** EXERCISE OBJECTIVE **
Look below. Copy each line that has "arrow" in it.

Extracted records
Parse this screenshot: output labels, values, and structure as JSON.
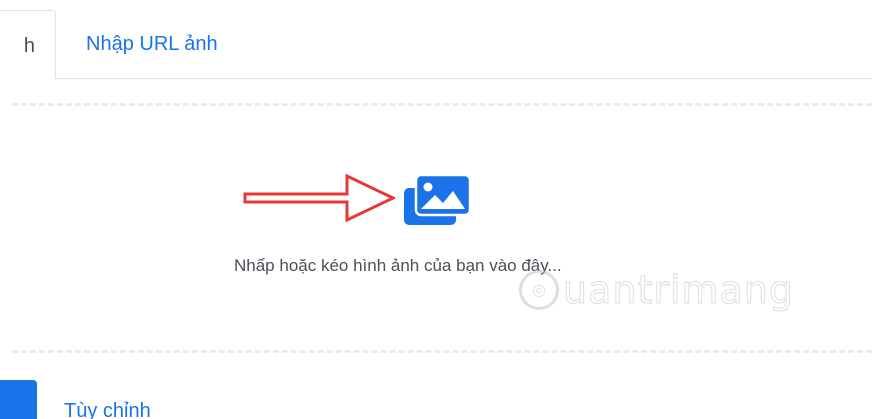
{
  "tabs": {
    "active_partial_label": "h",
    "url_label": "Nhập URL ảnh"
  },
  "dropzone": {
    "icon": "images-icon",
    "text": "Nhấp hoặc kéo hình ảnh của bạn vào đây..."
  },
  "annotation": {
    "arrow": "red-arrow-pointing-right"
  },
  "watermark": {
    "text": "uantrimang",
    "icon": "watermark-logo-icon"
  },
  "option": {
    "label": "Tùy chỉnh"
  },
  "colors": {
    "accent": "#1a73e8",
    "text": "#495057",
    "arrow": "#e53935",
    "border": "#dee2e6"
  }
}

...

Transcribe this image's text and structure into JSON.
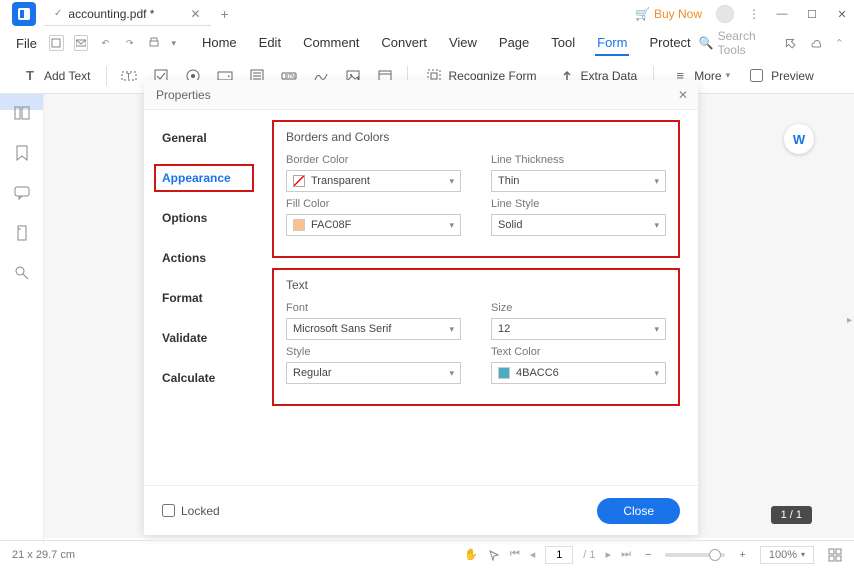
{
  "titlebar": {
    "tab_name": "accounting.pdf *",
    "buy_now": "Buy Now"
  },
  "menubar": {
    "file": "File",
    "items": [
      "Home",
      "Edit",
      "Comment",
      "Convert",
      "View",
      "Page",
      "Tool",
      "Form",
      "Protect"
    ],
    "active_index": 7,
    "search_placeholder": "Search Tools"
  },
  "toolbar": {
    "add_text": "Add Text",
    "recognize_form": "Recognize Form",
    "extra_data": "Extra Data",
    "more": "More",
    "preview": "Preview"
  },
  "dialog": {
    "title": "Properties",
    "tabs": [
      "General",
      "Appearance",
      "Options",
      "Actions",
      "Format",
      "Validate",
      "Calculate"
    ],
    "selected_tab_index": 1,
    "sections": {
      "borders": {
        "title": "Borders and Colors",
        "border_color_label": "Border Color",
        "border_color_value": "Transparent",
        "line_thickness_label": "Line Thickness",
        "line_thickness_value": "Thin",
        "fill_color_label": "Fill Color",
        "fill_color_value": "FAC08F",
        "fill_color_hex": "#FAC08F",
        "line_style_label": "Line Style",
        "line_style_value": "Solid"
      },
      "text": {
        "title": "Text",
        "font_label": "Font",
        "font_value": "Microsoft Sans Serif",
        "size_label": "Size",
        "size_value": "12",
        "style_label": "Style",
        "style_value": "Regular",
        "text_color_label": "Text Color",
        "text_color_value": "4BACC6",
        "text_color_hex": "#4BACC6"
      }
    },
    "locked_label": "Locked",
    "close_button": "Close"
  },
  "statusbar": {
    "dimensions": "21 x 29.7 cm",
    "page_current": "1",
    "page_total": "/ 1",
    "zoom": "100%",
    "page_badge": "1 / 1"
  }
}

** WRITTEN SOLUTION **
    "arrow": "red-arrow-pointing-right"
    "arrow": "#e53935",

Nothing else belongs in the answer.